> [YOUR TASK]: The word "icon" may appear in some lines of the data; copy every such line.

(Source data)
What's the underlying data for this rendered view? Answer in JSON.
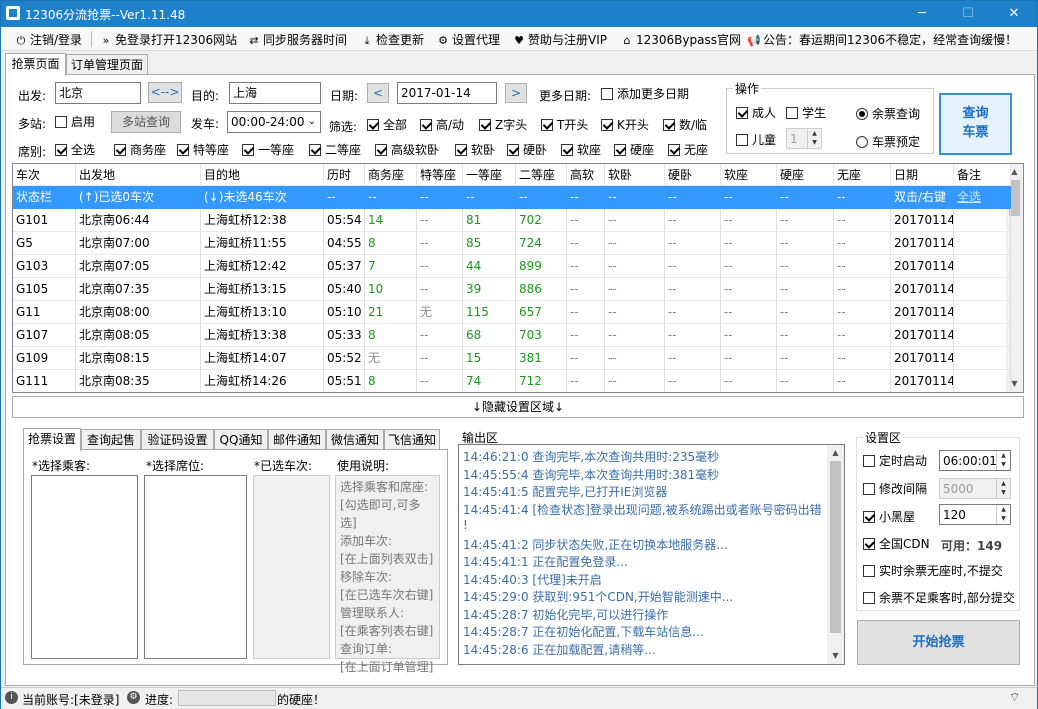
{
  "window": {
    "title": "12306分流抢票--Ver1.11.48",
    "min": "─",
    "max": "☐",
    "close": "✕"
  },
  "toolbar": [
    {
      "icon": "⏻",
      "label": "注销/登录"
    },
    {
      "icon": "»",
      "label": "免登录打开12306网站"
    },
    {
      "icon": "⇄",
      "label": "同步服务器时间"
    },
    {
      "icon": "⤓",
      "label": "检查更新"
    },
    {
      "icon": "⚙",
      "label": "设置代理"
    },
    {
      "icon": "♥",
      "label": "赞助与注册VIP"
    },
    {
      "icon": "⌂",
      "label": "12306Bypass官网"
    },
    {
      "icon": "📢",
      "label": "公告：春运期间12306不稳定，经常查询缓慢！"
    }
  ],
  "tabs": [
    "抢票页面",
    "订单管理页面"
  ],
  "query": {
    "from_label": "出发:",
    "from": "北京",
    "swap": "<-->",
    "to_label": "目的:",
    "to": "上海",
    "date_label": "日期:",
    "date": "2017-01-14",
    "prev": "<",
    "next": ">",
    "more_dates_label": "更多日期:",
    "add_dates": "添加更多日期",
    "multi_label": "多站:",
    "enable": "启用",
    "multi_query": "多站查询",
    "depart_label": "发车:",
    "depart": "00:00-24:00",
    "filter_label": "筛选:",
    "filters": [
      "全部",
      "高/动",
      "Z字头",
      "T开头",
      "K开头",
      "数/临"
    ],
    "seat_label": "席别:",
    "seats": [
      "全选",
      "商务座",
      "特等座",
      "一等座",
      "二等座",
      "高级软卧",
      "软卧",
      "硬卧",
      "软座",
      "硬座",
      "无座"
    ]
  },
  "ops": {
    "title": "操作",
    "adult": "成人",
    "student": "学生",
    "child": "儿童",
    "child_count": "1",
    "remaining": "余票查询",
    "reserve": "车票预定",
    "query_btn": [
      "查询",
      "车票"
    ]
  },
  "grid": {
    "headers": [
      "车次",
      "出发地",
      "目的地",
      "历时",
      "商务座",
      "特等座",
      "一等座",
      "二等座",
      "高软",
      "软卧",
      "硬卧",
      "软座",
      "硬座",
      "无座",
      "日期",
      "备注"
    ],
    "status_row": [
      "状态栏",
      "(↑)已选0车次",
      "(↓)未选46车次",
      "--",
      "--",
      "--",
      "--",
      "--",
      "--",
      "--",
      "--",
      "--",
      "--",
      "--",
      "双击/右键",
      "全选"
    ],
    "rows": [
      [
        "G101",
        "北京南06:44",
        "上海虹桥12:38",
        "05:54",
        "14",
        "--",
        "81",
        "702",
        "--",
        "--",
        "--",
        "--",
        "--",
        "--",
        "20170114",
        ""
      ],
      [
        "G5",
        "北京南07:00",
        "上海虹桥11:55",
        "04:55",
        "8",
        "--",
        "85",
        "724",
        "--",
        "--",
        "--",
        "--",
        "--",
        "--",
        "20170114",
        ""
      ],
      [
        "G103",
        "北京南07:05",
        "上海虹桥12:42",
        "05:37",
        "7",
        "--",
        "44",
        "899",
        "--",
        "--",
        "--",
        "--",
        "--",
        "--",
        "20170114",
        ""
      ],
      [
        "G105",
        "北京南07:35",
        "上海虹桥13:15",
        "05:40",
        "10",
        "--",
        "39",
        "886",
        "--",
        "--",
        "--",
        "--",
        "--",
        "--",
        "20170114",
        ""
      ],
      [
        "G11",
        "北京南08:00",
        "上海虹桥13:10",
        "05:10",
        "21",
        "无",
        "115",
        "657",
        "--",
        "--",
        "--",
        "--",
        "--",
        "--",
        "20170114",
        ""
      ],
      [
        "G107",
        "北京南08:05",
        "上海虹桥13:38",
        "05:33",
        "8",
        "--",
        "68",
        "703",
        "--",
        "--",
        "--",
        "--",
        "--",
        "--",
        "20170114",
        ""
      ],
      [
        "G109",
        "北京南08:15",
        "上海虹桥14:07",
        "05:52",
        "无",
        "--",
        "15",
        "381",
        "--",
        "--",
        "--",
        "--",
        "--",
        "--",
        "20170114",
        ""
      ],
      [
        "G111",
        "北京南08:35",
        "上海虹桥14:26",
        "05:51",
        "8",
        "--",
        "74",
        "712",
        "--",
        "--",
        "--",
        "--",
        "--",
        "--",
        "20170114",
        ""
      ]
    ]
  },
  "hide_settings": "↓隐藏设置区域↓",
  "subtabs": [
    "抢票设置",
    "查询起售",
    "验证码设置",
    "QQ通知",
    "邮件通知",
    "微信通知",
    "飞信通知"
  ],
  "settings": {
    "passengers": "*选择乘客:",
    "seats": "*选择席位:",
    "trains": "*已选车次:",
    "help_title": "使用说明:",
    "help": [
      "选择乘客和席座:",
      "[勾选即可,可多选]",
      "添加车次:",
      "[在上面列表双击]",
      "移除车次:",
      "[在已选车次右键]",
      "管理联系人:",
      "[在乘客列表右键]",
      "查询订单:",
      "[在上面订单管理]"
    ]
  },
  "output": {
    "title": "输出区",
    "lines": [
      "14:46:21:0  查询完毕,本次查询共用时:235毫秒",
      "14:45:55:4  查询完毕,本次查询共用时:381毫秒",
      "14:45:41:5  配置完毕,已打开IE浏览器",
      "14:45:41:4  [检查状态]登录出现问题,被系统踢出或者账号密码出错",
      "!",
      "14:45:41:2  同步状态失败,正在切换本地服务器...",
      "14:45:41:1  正在配置免登录...",
      "14:45:40:3  [代理]未开启",
      "14:45:29:0  获取到:951个CDN,开始智能测速中...",
      "14:45:28:7  初始化完毕,可以进行操作",
      "14:45:28:7  正在初始化配置,下载车站信息...",
      "14:45:28:6  正在加载配置,请稍等..."
    ]
  },
  "setting_area": {
    "title": "设置区",
    "timer": "定时启动",
    "timer_val": "06:00:01",
    "interval": "修改间隔",
    "interval_val": "5000",
    "blackroom": "小黑屋",
    "blackroom_val": "120",
    "cdn": "全国CDN",
    "cdn_avail": "可用：149",
    "no_seat": "实时余票无座时,不提交",
    "partial": "余票不足乘客时,部分提交",
    "start": "开始抢票"
  },
  "status": {
    "account": "当前账号:[未登录]",
    "progress": "进度:",
    "msg": "的硬座！"
  },
  "colors": {
    "title_bar": "#1e80c8",
    "selected_row": "#3399ff",
    "green": "#1a9a1a",
    "log_text": "#3a6ea8"
  }
}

> [RESPONSE FOR THIS EXERCISE]:
      "icon": "⏻",
      "icon": "»",
      "icon": "⇄",
      "icon": "⤓",
      "icon": "⚙",
      "icon": "♥",
      "icon": "⌂",
      "icon": "📢",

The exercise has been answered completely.